You don’t have to look too hard to find history’s repeating patterns and, as in the past, the call for change is in the air. Even within the beef industry, there’s a movement urging producers to throw off traditional institutions, like the Beef Checkoff, simply because it’s “too old” or they weren’t alive when it was established. It’s easy to get swept up by the itch for something different, change for change’s sake. But, it’s important to do your homework, because there are many reasons producers of all ages still value the Beef Checkoff.
Approved by an overwhelming 79 percent of producers during the referendum vote when it was implemented, Checkoff support remains high. According to Luce Research’s 2020 Producer Attitude Survey, 77 percent of the 1,200 beef and dairy producers surveyed nationwide say the Checkoff contributes positively to consumer demand for beef; 73 percent approve of the Checkoff overall.
Of the Checkoff’s dollar-per-head assessment, up to half is retained by Qualified State Beef Councils for beef-related programs in their own states. The other 50-cents is used nationally for marketing, consumer advertising, education, product development, and research designed to increase demand for beef, both domestically and through Checkoff programs abroad. This local/national partnership is a unique and key aspect of the program.
Interestingly, the dollar assessment hasn’t increased a penny over the decades—amazing when you consider that the 1985 dollar only has about 41-cents of purchasing power in 2020 (Consumer Price Index, Bureau of Labor Statistics). Despite this inflation loss, and the fact that the industry produces more beef from fewer cattle, the Checkoff delivers real value through a strategic blend of tradition, experience, and innovation.
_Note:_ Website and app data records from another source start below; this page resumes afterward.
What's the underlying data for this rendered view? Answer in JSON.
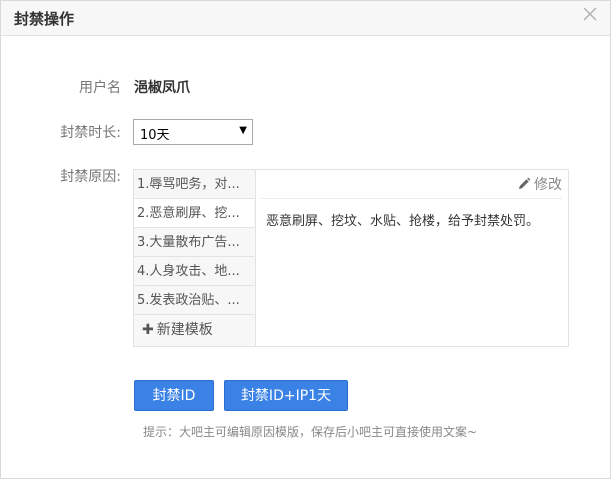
{
  "dialog": {
    "title": "封禁操作",
    "close_symbol": "╳"
  },
  "form": {
    "username_label": "用户名",
    "username_value": "浥椒凤爪",
    "duration_label": "封禁时长:",
    "duration_value": "10天",
    "reason_label": "封禁原因:"
  },
  "templates": {
    "items": [
      {
        "label": "1.辱骂吧务，对..."
      },
      {
        "label": "2.恶意刷屏、挖..."
      },
      {
        "label": "3.大量散布广告..."
      },
      {
        "label": "4.人身攻击、地..."
      },
      {
        "label": "5.发表政治贴、..."
      }
    ],
    "new_label": "新建模板",
    "edit_label": "修改",
    "reason_text": "恶意刷屏、挖坟、水贴、抢楼，给予封禁处罚。"
  },
  "actions": {
    "ban_id_label": "封禁ID",
    "ban_id_ip_label": "封禁ID+IP1天"
  },
  "hint": "提示：大吧主可编辑原因模版，保存后小吧主可直接使用文案~",
  "colors": {
    "primary_button": "#3a82e6",
    "header_bg": "#f7f7f7"
  },
  "icons": {
    "close": "close-icon",
    "edit": "pencil-icon",
    "add": "plus-icon",
    "dropdown": "caret-down-icon"
  }
}
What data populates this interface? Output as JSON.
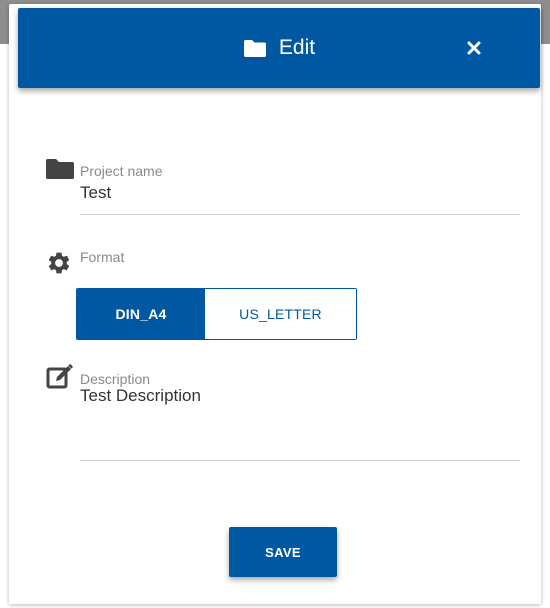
{
  "header": {
    "title": "Edit",
    "title_icon": "folder-icon",
    "close_icon": "close-icon"
  },
  "fields": {
    "project_name": {
      "label": "Project name",
      "value": "Test",
      "icon": "folder-icon"
    },
    "format": {
      "label": "Format",
      "icon": "gear-icon",
      "options": [
        "DIN_A4",
        "US_LETTER"
      ],
      "selected": "DIN_A4"
    },
    "description": {
      "label": "Description",
      "value": "Test Description",
      "icon": "edit-icon"
    }
  },
  "actions": {
    "save_label": "SAVE"
  },
  "colors": {
    "primary": "#0058a3",
    "label": "#8a8a8a",
    "text": "#333333",
    "divider": "#cfcfcf"
  }
}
Over three and a half decades, the Beef Checkoff has developed extensive knowledge from relationships with industry experts who know what works and provide guidance. From this foundation, the Checkoff embraces new ideas and methods, always finding ways to be the most effective. Checkoff contractors pivot nimbly amid global challenges like COVID-19; researchers propel the industry on issues like sustainability; and adoption of time- and money-saving technologies give producers an efficient and productive bang for their buck.
Change in life is a certainty. Nothing stays static, not even the 35-year-old Beef Checkoff. The programs and strategies of today are already much different than when it began. As we continue to grow demand for our product in an extremely competitive world, we want your thoughts and ideas. Get involved! Together, we can keep the Checkoff evolving to make beef the protein of choice for consumers domestically and around the world, a benefit to all producers.
The Beef Checkoff program was established as part of the 1985 Farm Bill. The checkoff assesses $1 per head on the sale of live domestic and imported cattle, in addition to a comparable assessment on imported beef and beef products. States may retain up to 50 cents on the dollar and forward the other 50 cents per head to the Cattlemen’s Beef Promotion and Research Board, which administers the national checkoff program, subject to USDA approval.